For passengers that want to relax either before a flight or during a connection, private bedrooms are available for use. The rooms are small and are not intended for long stays. However, they are the perfect place for a nice private nap or for getting work done.
For the smokers, the terminal does feature a cigar lounge.
As more and more airport lounges are including showers, as does Lufthansa. Private bathrooms complete with a shower are accessible to passengers in the lounge for any amount of time they desire, no limits. One of the bathrooms even features a bathtub for those passengers looking to relax even more.
Lastly, at the far end of the terminal, three rocking chairs are available for passenger use. However, these are not the rocking chairs you’ll find on a front porch. These modern rocking chairs allow you to lie fully flat while gently rocking you back and forth, perfect for falling to sleep as the movement is almost imperceptible, but relaxing nonetheless.
While the seating area is a large part of the terminal, the space is not as big as some airport lounges you’ll see in major airports. The intimacy adds to the exclusivity of the terminal, as Lufthansa says that on average about 90 people may be in the lounge daily, compared to 2,000 in the lounges of the main terminal next door.
The seating and overall design of the lounge are intended to be the same as the design of the first class cabins in the airplanes themselves. Having the same design and color scheme, the passengers are able to experience a seamless mental transfer from the terminal to the airplane without their senses being overwhelmed and having to adjust to a new design.
When it is time to board their flights, passengers are approached by Lufthansa representatives that will notify them it is time to board. Lufthansa’s representatives have to remember what the customer looks like in order to find them later on. This is important as no boarding calls are made in the terminal to maintain a quiet ambiance in the terminal.
Once a passenger is ready to board, they are escorted via elevator or stairs downstairs where four “gates” await them.
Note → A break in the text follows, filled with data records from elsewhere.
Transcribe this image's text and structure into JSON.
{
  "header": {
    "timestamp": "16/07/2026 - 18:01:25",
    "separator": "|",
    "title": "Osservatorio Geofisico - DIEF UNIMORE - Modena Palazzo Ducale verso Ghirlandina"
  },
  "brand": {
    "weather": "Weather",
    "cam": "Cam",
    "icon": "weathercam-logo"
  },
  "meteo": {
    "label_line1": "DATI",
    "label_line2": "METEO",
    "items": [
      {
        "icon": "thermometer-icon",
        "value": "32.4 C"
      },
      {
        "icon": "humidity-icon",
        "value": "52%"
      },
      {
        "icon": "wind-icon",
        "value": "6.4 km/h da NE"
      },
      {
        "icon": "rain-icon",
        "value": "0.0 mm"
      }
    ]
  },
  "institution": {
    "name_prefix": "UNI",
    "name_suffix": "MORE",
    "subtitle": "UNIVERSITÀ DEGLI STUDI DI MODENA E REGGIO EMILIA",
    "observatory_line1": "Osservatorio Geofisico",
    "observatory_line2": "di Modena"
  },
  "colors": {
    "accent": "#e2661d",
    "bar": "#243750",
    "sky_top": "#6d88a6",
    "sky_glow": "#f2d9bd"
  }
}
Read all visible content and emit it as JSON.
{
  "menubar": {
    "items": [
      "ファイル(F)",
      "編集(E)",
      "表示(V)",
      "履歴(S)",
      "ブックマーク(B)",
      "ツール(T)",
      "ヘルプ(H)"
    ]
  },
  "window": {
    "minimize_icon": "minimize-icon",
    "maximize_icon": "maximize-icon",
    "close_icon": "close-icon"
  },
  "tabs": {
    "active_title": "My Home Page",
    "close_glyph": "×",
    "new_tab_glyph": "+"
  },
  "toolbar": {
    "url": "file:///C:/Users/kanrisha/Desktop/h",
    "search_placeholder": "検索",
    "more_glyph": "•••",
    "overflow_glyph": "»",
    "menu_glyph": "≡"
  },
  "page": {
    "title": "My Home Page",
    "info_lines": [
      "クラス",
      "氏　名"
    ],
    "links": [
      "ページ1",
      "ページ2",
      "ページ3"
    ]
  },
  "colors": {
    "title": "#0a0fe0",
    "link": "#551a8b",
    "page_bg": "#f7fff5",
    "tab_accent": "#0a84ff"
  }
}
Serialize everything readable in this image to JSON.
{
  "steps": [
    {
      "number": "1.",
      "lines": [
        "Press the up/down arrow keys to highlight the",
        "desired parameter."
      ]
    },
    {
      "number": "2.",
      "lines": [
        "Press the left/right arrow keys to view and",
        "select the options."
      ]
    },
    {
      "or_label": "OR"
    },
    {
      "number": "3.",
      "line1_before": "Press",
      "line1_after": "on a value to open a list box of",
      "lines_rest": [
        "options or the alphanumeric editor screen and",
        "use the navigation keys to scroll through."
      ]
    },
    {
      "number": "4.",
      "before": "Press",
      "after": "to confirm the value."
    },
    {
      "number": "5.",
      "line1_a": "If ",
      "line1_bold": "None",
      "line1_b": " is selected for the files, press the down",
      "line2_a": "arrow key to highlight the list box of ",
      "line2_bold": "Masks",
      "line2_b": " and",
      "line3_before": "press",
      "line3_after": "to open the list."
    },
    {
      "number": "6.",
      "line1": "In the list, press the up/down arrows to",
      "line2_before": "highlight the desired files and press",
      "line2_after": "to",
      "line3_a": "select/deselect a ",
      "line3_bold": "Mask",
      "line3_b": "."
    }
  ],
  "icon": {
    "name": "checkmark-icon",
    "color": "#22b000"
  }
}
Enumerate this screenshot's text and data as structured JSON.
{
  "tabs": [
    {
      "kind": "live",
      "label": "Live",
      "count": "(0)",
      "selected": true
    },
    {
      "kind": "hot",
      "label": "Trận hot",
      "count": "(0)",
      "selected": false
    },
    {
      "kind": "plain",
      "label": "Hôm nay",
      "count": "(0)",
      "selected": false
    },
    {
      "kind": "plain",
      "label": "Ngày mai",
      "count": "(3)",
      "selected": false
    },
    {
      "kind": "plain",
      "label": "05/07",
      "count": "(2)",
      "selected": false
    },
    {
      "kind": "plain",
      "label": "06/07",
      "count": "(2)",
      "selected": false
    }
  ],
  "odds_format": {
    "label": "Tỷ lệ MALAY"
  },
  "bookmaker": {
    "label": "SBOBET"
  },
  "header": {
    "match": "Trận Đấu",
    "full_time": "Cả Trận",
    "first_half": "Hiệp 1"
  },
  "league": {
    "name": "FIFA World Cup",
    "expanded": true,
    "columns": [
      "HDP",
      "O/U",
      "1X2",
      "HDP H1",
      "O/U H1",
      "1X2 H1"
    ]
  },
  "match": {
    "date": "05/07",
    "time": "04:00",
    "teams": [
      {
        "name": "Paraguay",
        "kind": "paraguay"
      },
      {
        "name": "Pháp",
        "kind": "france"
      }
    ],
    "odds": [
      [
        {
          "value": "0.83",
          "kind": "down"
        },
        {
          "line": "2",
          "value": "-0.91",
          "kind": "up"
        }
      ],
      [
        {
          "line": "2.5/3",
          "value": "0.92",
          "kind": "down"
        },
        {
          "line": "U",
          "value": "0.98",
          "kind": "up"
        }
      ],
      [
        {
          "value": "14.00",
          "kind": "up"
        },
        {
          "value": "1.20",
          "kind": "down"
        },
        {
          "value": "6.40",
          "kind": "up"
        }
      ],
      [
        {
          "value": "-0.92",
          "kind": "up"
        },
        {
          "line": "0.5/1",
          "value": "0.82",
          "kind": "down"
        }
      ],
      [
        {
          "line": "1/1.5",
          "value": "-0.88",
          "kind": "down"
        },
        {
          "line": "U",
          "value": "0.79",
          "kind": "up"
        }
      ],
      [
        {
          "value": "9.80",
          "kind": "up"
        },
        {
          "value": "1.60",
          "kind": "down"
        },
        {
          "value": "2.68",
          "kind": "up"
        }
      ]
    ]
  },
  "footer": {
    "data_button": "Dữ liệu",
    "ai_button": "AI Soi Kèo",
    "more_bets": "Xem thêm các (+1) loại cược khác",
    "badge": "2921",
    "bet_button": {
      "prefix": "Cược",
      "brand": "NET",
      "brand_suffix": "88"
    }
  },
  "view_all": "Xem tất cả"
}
No boarding passes are needed as the gate agents check them in through their computers. Once checked-in, passengers are transported via luxury vehicles including Mercedes, Porche, and Audis to their flights.
Once at the gate, Lufthansa hands them off to the cabin crew of the aircraft and sends them on their way. The airline also provides airside transfers in case of tight connection, similar to American and Delta’s airside transfer service at some of their hub airports.
The private terminal is the only one of its kind in Europe. Access is extremely restricted and the service is impeccable. However, the investment has paid off as Lufthansa saw a steady 30 percent increase in the sale of premium seats immediately after building the terminal.
- A Portuguese Flying Adventure: Flying TAP Air Portugal on Its Newest Airbus Products - January 12, 2020
- Onboard the Newest Aircraft on the Longest Flight: Flying JetBlue’s New Airbus A321neo - December 13, 2019
- Qantas Retires Final Boeing 747 from American Skies - December 4, 2019
In response to a speedy recovery, New Zealand’s Auckland Airport has revised its forecast for the financial year 2023. Auckland…
KLM is proposing a fleet renewal program as the main solution to reducing noise pollution and CO2 emissions at Amsterdam's…